Records to process →
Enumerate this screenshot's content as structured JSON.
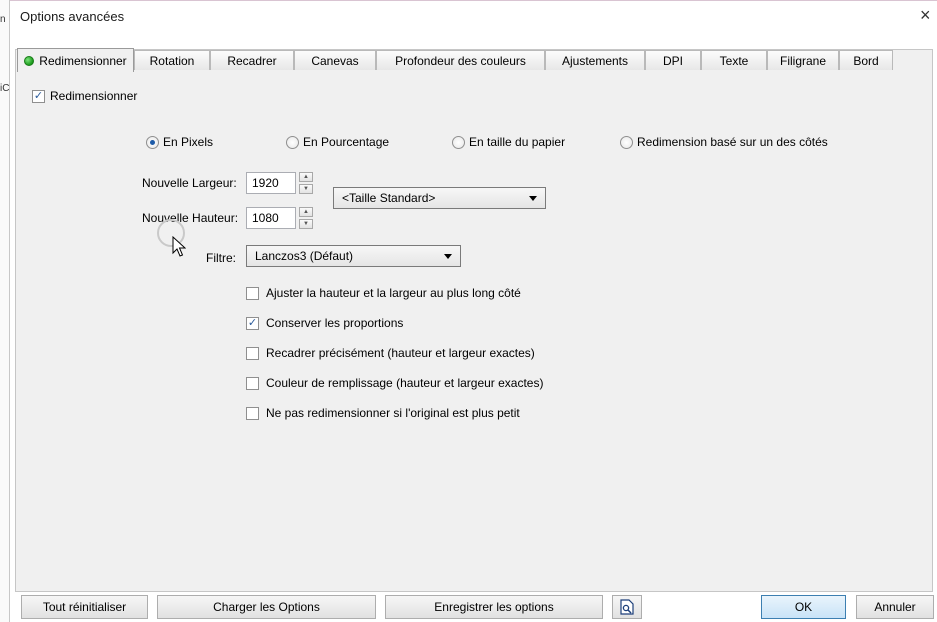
{
  "window": {
    "title": "Options avancées",
    "close_glyph": "×"
  },
  "left_strip": {
    "chars": [
      "n",
      "iC"
    ]
  },
  "tabs": [
    {
      "label": "Redimensionner",
      "active": true
    },
    {
      "label": "Rotation"
    },
    {
      "label": "Recadrer"
    },
    {
      "label": "Canevas"
    },
    {
      "label": "Profondeur des couleurs"
    },
    {
      "label": "Ajustements"
    },
    {
      "label": "DPI"
    },
    {
      "label": "Texte"
    },
    {
      "label": "Filigrane"
    },
    {
      "label": "Bord"
    }
  ],
  "resize": {
    "enable_label": "Redimensionner",
    "enable_checked": true,
    "modes": [
      {
        "label": "En Pixels",
        "selected": true
      },
      {
        "label": "En Pourcentage",
        "selected": false
      },
      {
        "label": "En taille du papier",
        "selected": false
      },
      {
        "label": "Redimension basé sur un des côtés",
        "selected": false
      }
    ],
    "width_label": "Nouvelle Largeur:",
    "width_value": "1920",
    "height_label": "Nouvelle Hauteur:",
    "height_value": "1080",
    "standard_size": "<Taille Standard>",
    "filter_label": "Filtre:",
    "filter_value": "Lanczos3 (Défaut)",
    "options": [
      {
        "label": "Ajuster la hauteur et la largeur au plus long côté",
        "checked": false
      },
      {
        "label": "Conserver les proportions",
        "checked": true
      },
      {
        "label": "Recadrer précisément (hauteur et largeur exactes)",
        "checked": false
      },
      {
        "label": "Couleur de remplissage (hauteur et largeur exactes)",
        "checked": false
      },
      {
        "label": "Ne pas redimensionner si l'original est plus petit",
        "checked": false
      }
    ]
  },
  "footer": {
    "reset": "Tout réinitialiser",
    "load": "Charger les Options",
    "save": "Enregistrer les options",
    "preview_icon": "preview-icon",
    "ok": "OK",
    "cancel": "Annuler"
  },
  "colors": {
    "accent": "#1d5ba8",
    "active_dot": "#1a9a1a"
  }
}
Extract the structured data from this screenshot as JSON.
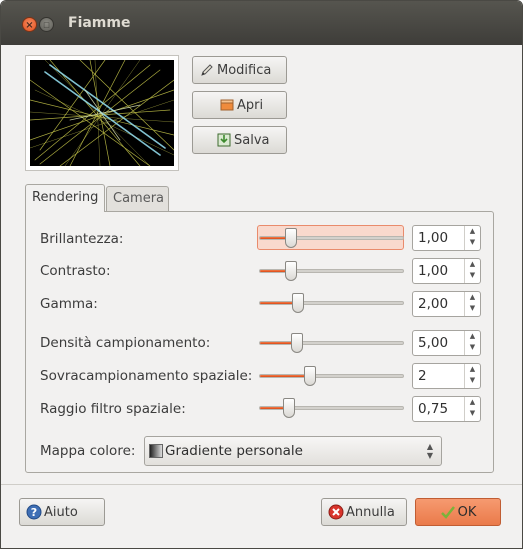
{
  "window": {
    "title": "Fiamme",
    "close_glyph": "×",
    "maximize_glyph": "□"
  },
  "actions": {
    "modifica": {
      "label": "Modifica",
      "icon": "pencil-icon"
    },
    "apri": {
      "label": "Apri",
      "icon": "folder-open-icon"
    },
    "salva": {
      "label": "Salva",
      "icon": "save-icon"
    }
  },
  "tabs": [
    {
      "label": "Rendering",
      "active": true
    },
    {
      "label": "Camera",
      "active": false
    }
  ],
  "rendering": {
    "rows": [
      {
        "label": "Brillantezza:",
        "value": "1,00",
        "slider_fraction": 0.22,
        "highlighted": true
      },
      {
        "label": "Contrasto:",
        "value": "1,00",
        "slider_fraction": 0.22,
        "highlighted": false
      },
      {
        "label": "Gamma:",
        "value": "2,00",
        "slider_fraction": 0.27,
        "highlighted": false
      },
      {
        "label": "Densità campionamento:",
        "value": "5,00",
        "slider_fraction": 0.26,
        "highlighted": false
      },
      {
        "label": "Sovracampionamento spaziale:",
        "value": "2",
        "slider_fraction": 0.35,
        "highlighted": false
      },
      {
        "label": "Raggio filtro spaziale:",
        "value": "0,75",
        "slider_fraction": 0.21,
        "highlighted": false
      }
    ],
    "palette": {
      "label": "Mappa colore:",
      "value": "Gradiente personale"
    }
  },
  "footer": {
    "help": {
      "label": "Aiuto",
      "icon": "help-icon"
    },
    "cancel": {
      "label": "Annulla",
      "icon": "cancel-icon"
    },
    "ok": {
      "label": "OK",
      "icon": "check-icon"
    }
  },
  "colors": {
    "accent": "#dd4814",
    "titlebar": "#3e3d39",
    "ok_button": "#ea7a4a"
  }
}
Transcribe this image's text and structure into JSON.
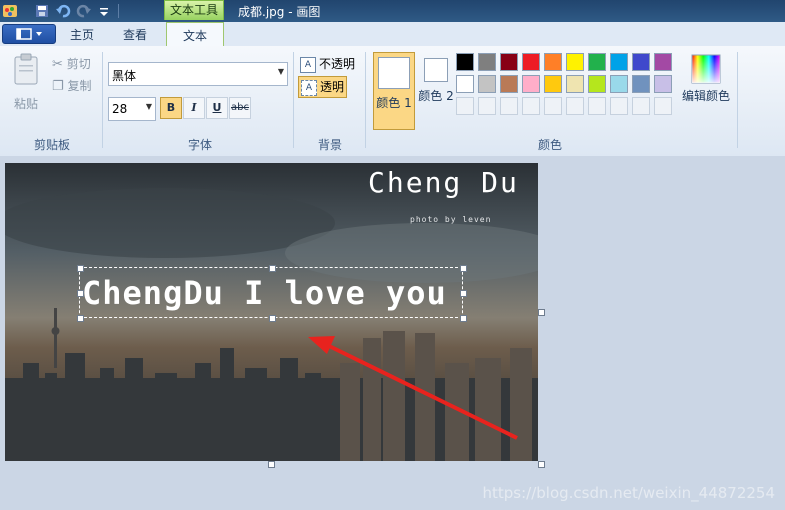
{
  "titlebar": {
    "context_tab": "文本工具",
    "title": "成都.jpg - 画图"
  },
  "tabs": {
    "home": "主页",
    "view": "查看",
    "text": "文本"
  },
  "clipboard": {
    "paste": "粘贴",
    "cut": "剪切",
    "copy": "复制",
    "group_label": "剪贴板"
  },
  "font": {
    "family": "黑体",
    "size": "28",
    "bold": "B",
    "italic": "I",
    "underline": "U",
    "strike": "abc",
    "group_label": "字体"
  },
  "background": {
    "opaque": "不透明",
    "transparent": "透明",
    "group_label": "背景"
  },
  "colors": {
    "color1_label": "颜色 1",
    "color2_label": "颜色 2",
    "edit_colors": "编辑颜色",
    "group_label": "颜色",
    "color1": "#ffffff",
    "color2": "#ffffff",
    "palette_row1": [
      "#000000",
      "#7f7f7f",
      "#880015",
      "#ed1c24",
      "#ff7f27",
      "#fff200",
      "#22b14c",
      "#00a2e8",
      "#3f48cc",
      "#a349a4"
    ],
    "palette_row2": [
      "#ffffff",
      "#c3c3c3",
      "#b97a57",
      "#ffaec9",
      "#ffc90e",
      "#efe4b0",
      "#b5e61d",
      "#99d9ea",
      "#7092be",
      "#c8bfe7"
    ]
  },
  "canvas": {
    "photo_title": "Cheng Du",
    "photo_credit": "photo by leven",
    "typed_text": "ChengDu I love you"
  },
  "watermark": "https://blog.csdn.net/weixin_44872254"
}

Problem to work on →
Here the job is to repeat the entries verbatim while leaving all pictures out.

Exercise result →
Enumerate this screenshot's content as structured JSON.
{
  "window": {
    "title": "Options avancées",
    "close_glyph": "×"
  },
  "left_strip": {
    "chars": [
      "n",
      "iC"
    ]
  },
  "tabs": [
    {
      "label": "Redimensionner",
      "active": true
    },
    {
      "label": "Rotation"
    },
    {
      "label": "Recadrer"
    },
    {
      "label": "Canevas"
    },
    {
      "label": "Profondeur des couleurs"
    },
    {
      "label": "Ajustements"
    },
    {
      "label": "DPI"
    },
    {
      "label": "Texte"
    },
    {
      "label": "Filigrane"
    },
    {
      "label": "Bord"
    }
  ],
  "resize": {
    "enable_label": "Redimensionner",
    "enable_checked": true,
    "modes": [
      {
        "label": "En Pixels",
        "selected": true
      },
      {
        "label": "En Pourcentage",
        "selected": false
      },
      {
        "label": "En taille du papier",
        "selected": false
      },
      {
        "label": "Redimension basé sur un des côtés",
        "selected": false
      }
    ],
    "width_label": "Nouvelle Largeur:",
    "width_value": "1920",
    "height_label": "Nouvelle Hauteur:",
    "height_value": "1080",
    "standard_size": "<Taille Standard>",
    "filter_label": "Filtre:",
    "filter_value": "Lanczos3 (Défaut)",
    "options": [
      {
        "label": "Ajuster la hauteur et la largeur au plus long côté",
        "checked": false
      },
      {
        "label": "Conserver les proportions",
        "checked": true
      },
      {
        "label": "Recadrer précisément (hauteur et largeur exactes)",
        "checked": false
      },
      {
        "label": "Couleur de remplissage (hauteur et largeur exactes)",
        "checked": false
      },
      {
        "label": "Ne pas redimensionner si l'original est plus petit",
        "checked": false
      }
    ]
  },
  "footer": {
    "reset": "Tout réinitialiser",
    "load": "Charger les Options",
    "save": "Enregistrer les options",
    "preview_icon": "preview-icon",
    "ok": "OK",
    "cancel": "Annuler"
  },
  "colors": {
    "accent": "#1d5ba8",
    "active_dot": "#1a9a1a"
  }
}
Extract the structured data from this screenshot as JSON.
{
  "window": {
    "title": "Fiamme",
    "close_glyph": "×",
    "maximize_glyph": "□"
  },
  "actions": {
    "modifica": {
      "label": "Modifica",
      "icon": "pencil-icon"
    },
    "apri": {
      "label": "Apri",
      "icon": "folder-open-icon"
    },
    "salva": {
      "label": "Salva",
      "icon": "save-icon"
    }
  },
  "tabs": [
    {
      "label": "Rendering",
      "active": true
    },
    {
      "label": "Camera",
      "active": false
    }
  ],
  "rendering": {
    "rows": [
      {
        "label": "Brillantezza:",
        "value": "1,00",
        "slider_fraction": 0.22,
        "highlighted": true
      },
      {
        "label": "Contrasto:",
        "value": "1,00",
        "slider_fraction": 0.22,
        "highlighted": false
      },
      {
        "label": "Gamma:",
        "value": "2,00",
        "slider_fraction": 0.27,
        "highlighted": false
      },
      {
        "label": "Densità campionamento:",
        "value": "5,00",
        "slider_fraction": 0.26,
        "highlighted": false
      },
      {
        "label": "Sovracampionamento spaziale:",
        "value": "2",
        "slider_fraction": 0.35,
        "highlighted": false
      },
      {
        "label": "Raggio filtro spaziale:",
        "value": "0,75",
        "slider_fraction": 0.21,
        "highlighted": false
      }
    ],
    "palette": {
      "label": "Mappa colore:",
      "value": "Gradiente personale"
    }
  },
  "footer": {
    "help": {
      "label": "Aiuto",
      "icon": "help-icon"
    },
    "cancel": {
      "label": "Annulla",
      "icon": "cancel-icon"
    },
    "ok": {
      "label": "OK",
      "icon": "check-icon"
    }
  },
  "colors": {
    "accent": "#dd4814",
    "titlebar": "#3e3d39",
    "ok_button": "#ea7a4a"
  }
}
Transcribe this image's text and structure into JSON.
{
  "titlebar": {
    "context_tab": "文本工具",
    "title": "成都.jpg - 画图"
  },
  "tabs": {
    "home": "主页",
    "view": "查看",
    "text": "文本"
  },
  "clipboard": {
    "paste": "粘贴",
    "cut": "剪切",
    "copy": "复制",
    "group_label": "剪贴板"
  },
  "font": {
    "family": "黑体",
    "size": "28",
    "bold": "B",
    "italic": "I",
    "underline": "U",
    "strike": "abc",
    "group_label": "字体"
  },
  "background": {
    "opaque": "不透明",
    "transparent": "透明",
    "group_label": "背景"
  },
  "colors": {
    "color1_label": "颜色 1",
    "color2_label": "颜色 2",
    "edit_colors": "编辑颜色",
    "group_label": "颜色",
    "color1": "#ffffff",
    "color2": "#ffffff",
    "palette_row1": [
      "#000000",
      "#7f7f7f",
      "#880015",
      "#ed1c24",
      "#ff7f27",
      "#fff200",
      "#22b14c",
      "#00a2e8",
      "#3f48cc",
      "#a349a4"
    ],
    "palette_row2": [
      "#ffffff",
      "#c3c3c3",
      "#b97a57",
      "#ffaec9",
      "#ffc90e",
      "#efe4b0",
      "#b5e61d",
      "#99d9ea",
      "#7092be",
      "#c8bfe7"
    ]
  },
  "canvas": {
    "photo_title": "Cheng Du",
    "photo_credit": "photo by leven",
    "typed_text": "ChengDu I love you"
  },
  "watermark": "https://blog.csdn.net/weixin_44872254"
}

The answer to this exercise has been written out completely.